### Task prompt
How many of the lines below include "icon"? Give the number and no other words.

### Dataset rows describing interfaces
——————————

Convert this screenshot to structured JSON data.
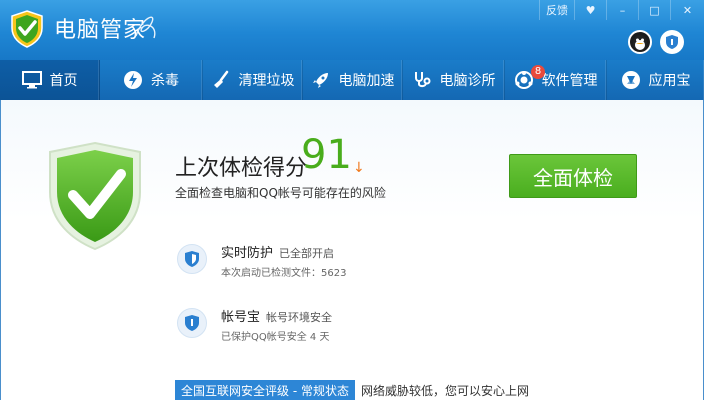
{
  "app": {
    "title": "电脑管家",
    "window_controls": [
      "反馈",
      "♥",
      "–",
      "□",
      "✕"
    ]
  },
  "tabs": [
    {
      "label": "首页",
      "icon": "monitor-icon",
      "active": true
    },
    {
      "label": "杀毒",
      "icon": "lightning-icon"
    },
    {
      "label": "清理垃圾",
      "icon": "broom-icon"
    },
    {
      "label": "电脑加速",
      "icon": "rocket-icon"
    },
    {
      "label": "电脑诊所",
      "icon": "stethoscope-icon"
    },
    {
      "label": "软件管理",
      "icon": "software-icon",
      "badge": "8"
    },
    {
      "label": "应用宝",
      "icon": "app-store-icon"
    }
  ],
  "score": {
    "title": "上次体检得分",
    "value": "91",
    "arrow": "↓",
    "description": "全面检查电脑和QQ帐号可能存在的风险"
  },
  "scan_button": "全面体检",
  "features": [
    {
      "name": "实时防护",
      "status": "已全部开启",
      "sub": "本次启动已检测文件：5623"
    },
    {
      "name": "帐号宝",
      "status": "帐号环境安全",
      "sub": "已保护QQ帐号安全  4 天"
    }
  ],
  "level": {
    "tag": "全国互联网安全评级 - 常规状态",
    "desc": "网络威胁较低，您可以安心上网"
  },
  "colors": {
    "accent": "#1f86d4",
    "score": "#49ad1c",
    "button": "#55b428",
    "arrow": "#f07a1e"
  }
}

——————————

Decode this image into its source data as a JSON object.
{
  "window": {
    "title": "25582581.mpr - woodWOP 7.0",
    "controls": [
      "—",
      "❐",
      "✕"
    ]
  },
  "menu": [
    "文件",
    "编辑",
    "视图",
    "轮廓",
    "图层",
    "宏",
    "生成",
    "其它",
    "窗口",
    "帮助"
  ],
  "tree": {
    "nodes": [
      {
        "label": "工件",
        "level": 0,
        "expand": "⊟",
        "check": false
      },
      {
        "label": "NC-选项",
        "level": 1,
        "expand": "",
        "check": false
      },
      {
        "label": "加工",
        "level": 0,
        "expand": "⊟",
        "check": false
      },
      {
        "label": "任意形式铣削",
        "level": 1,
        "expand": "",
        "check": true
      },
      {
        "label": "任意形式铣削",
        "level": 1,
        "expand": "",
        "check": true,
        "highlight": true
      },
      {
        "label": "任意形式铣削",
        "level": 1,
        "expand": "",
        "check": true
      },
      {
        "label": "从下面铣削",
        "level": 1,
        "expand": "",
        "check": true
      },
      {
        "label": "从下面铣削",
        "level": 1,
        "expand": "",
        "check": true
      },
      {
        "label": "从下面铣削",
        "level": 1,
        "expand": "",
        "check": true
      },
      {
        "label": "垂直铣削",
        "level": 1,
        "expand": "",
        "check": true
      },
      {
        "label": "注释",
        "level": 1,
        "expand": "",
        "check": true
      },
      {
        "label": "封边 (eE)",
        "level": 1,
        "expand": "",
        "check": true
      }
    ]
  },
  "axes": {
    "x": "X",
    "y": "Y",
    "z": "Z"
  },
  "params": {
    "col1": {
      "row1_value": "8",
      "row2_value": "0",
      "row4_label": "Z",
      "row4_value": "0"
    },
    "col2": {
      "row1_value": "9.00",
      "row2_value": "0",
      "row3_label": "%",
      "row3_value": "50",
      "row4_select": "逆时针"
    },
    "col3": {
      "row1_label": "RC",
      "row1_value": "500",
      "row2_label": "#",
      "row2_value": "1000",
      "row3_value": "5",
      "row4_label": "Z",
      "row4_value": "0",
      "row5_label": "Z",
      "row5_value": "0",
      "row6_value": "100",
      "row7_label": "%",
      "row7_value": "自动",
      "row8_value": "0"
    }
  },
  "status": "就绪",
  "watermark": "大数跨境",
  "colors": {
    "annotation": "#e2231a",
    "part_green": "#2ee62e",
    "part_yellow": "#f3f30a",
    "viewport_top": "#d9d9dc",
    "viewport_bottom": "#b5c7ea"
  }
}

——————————

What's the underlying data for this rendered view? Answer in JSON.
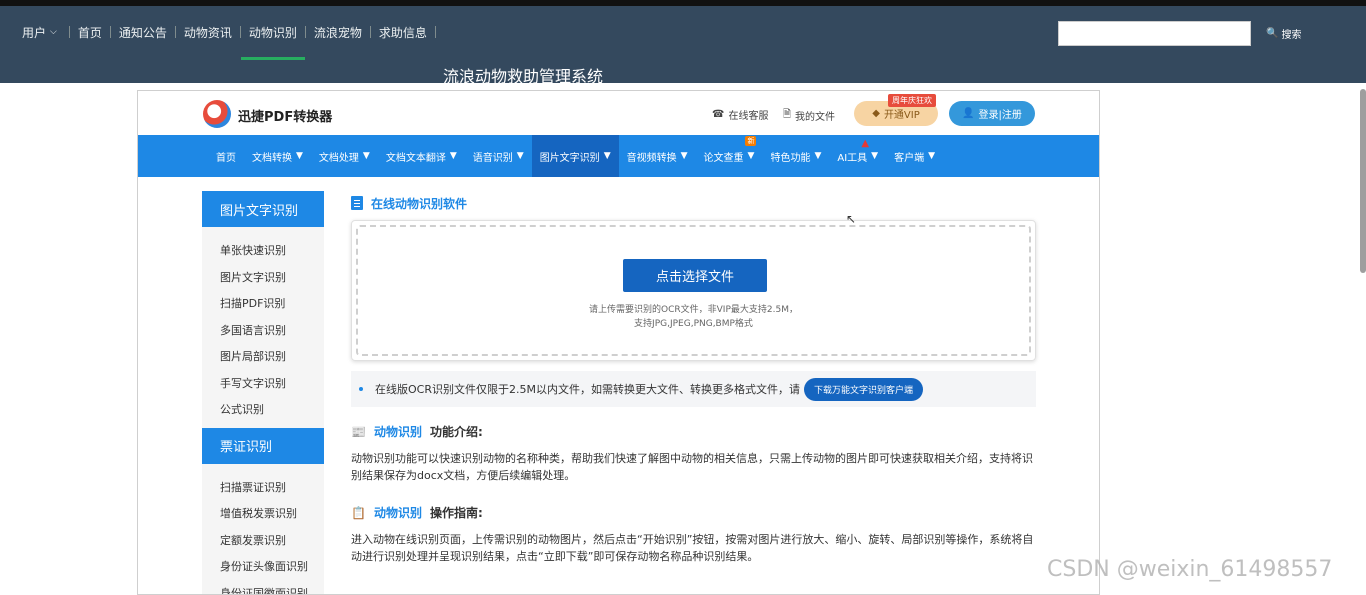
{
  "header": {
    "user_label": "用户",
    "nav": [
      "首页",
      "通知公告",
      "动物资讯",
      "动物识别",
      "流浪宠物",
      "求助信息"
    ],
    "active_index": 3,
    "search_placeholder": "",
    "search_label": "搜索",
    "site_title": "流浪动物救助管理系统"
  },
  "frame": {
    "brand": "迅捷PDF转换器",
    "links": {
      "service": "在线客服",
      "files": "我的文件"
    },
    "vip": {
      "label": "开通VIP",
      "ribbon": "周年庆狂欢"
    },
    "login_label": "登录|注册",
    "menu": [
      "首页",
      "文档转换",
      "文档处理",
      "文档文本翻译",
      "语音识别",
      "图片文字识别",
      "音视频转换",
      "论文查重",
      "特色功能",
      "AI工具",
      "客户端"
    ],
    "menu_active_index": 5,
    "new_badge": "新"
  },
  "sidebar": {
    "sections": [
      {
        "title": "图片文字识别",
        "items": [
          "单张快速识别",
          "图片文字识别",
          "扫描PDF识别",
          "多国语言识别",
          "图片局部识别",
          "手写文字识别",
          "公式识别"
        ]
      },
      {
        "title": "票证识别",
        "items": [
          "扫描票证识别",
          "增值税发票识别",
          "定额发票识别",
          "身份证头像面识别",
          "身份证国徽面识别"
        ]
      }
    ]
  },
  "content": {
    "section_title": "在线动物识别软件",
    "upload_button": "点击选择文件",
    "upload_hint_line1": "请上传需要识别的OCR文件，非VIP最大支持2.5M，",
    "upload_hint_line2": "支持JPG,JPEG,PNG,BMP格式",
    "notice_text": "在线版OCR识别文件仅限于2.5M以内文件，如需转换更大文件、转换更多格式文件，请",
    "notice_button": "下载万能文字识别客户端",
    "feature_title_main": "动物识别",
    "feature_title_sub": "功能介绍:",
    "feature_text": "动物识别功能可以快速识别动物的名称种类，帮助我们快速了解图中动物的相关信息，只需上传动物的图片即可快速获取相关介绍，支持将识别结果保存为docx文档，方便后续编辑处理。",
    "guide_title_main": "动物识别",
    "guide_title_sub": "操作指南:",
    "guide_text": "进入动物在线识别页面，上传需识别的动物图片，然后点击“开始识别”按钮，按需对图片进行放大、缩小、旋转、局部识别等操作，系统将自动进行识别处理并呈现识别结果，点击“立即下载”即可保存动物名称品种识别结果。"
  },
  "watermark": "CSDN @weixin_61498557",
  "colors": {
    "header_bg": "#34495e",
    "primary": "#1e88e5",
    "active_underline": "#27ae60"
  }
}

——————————

### Task solution
7